The Salzburg Festival is especially proud of its opera program, which always features the world's greatest musicians and singers, not to mention the Vienna Philharmonic.

However, we must quickly add that events in which the musical and theatrical aspects promise to be of equal intrigue are rather small in number. One of these few is the new staging of Ludwig Van Beethoven's political opera, “Fidelio”. It is directed by Claus Guth, one of Germany's finest and most cerebral opera directors; the score is to be conducted by Franz Welser-Möst, and the lead tenor will be Jonas Kaufmann.
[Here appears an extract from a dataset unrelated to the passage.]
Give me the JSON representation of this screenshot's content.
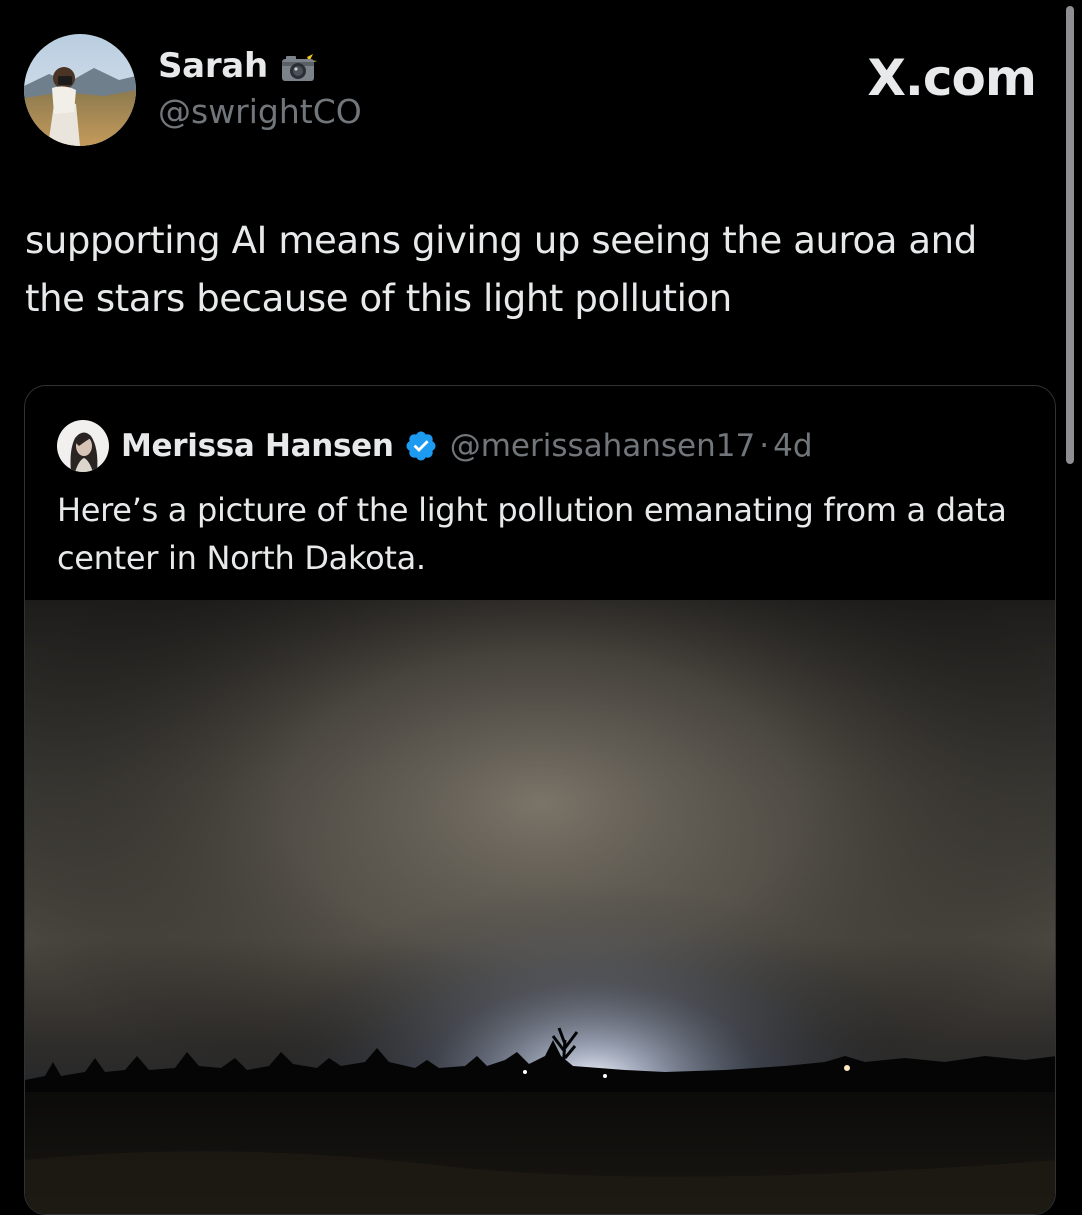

The second new production we believe is worth seeing is “Die Eroberung von Mexico / The Conquest of Mexico”, by German composer Wolfgang Rihm. Ingo Metzmacher will be conducting, and the opera's musical and staging direction has been interpreted and developed by the controversial German director, Peter Konwitschny. At the center of Rihm's opera is the act of coming into contact with “the foreign”, and then the mechanisms used to destroy “the foreign”. Rihm was inspired to write the opera after reading the poetically surreal text, “The Conquest of Mexico”, which was written in the 1930s by the most radical visionary of French theater of all time, Antonin Artaud. According to Artaud, theater is an anarchic, multi-sensual territory, free of any convictions relating to its artistic presentation. Artaud especially believed that theater was not responsible in holding any trust in language or a written script; the viewer is tied to the performance through the archaic power that has been unleashed through ritual.

Festival-goers will again have the opportunity to see Giuseppe Verdi's “Troubadour”, as produced by the Latvian director Alvis Hermanis. This “dream in a museum” will be performed by the opera superstars Anna Netrebko and Placido Domingo in the lead roles, and the score will be conducted by Gianandrea Noseda.

A unique musical event, albeit with conventional staging, will be Vincenzo Bellini's opera “Norma”, with the vibrant Italian mezzo-soprano, Cecilia Bartoli, in the title role.

The Latvian mezzo-soprano Elīna Garanča will be performing at the Salzburg Festival again this year. Together with pianist Malcolm Martineau, she will be singing pieces by Johannes Brahms, Henri Duparc and Sergei Rachmaninoff.

The tightening of the budget for the Salzburg Festival can be most clearly seen in its theater program. One of the program's most interesting parts, the Young Directors Project, has been liquidated completely, and its anorexic replacement doesn't contain anything brightly promising. It is quite evident that the Salzburg Festival is slowly transforming into a music festival.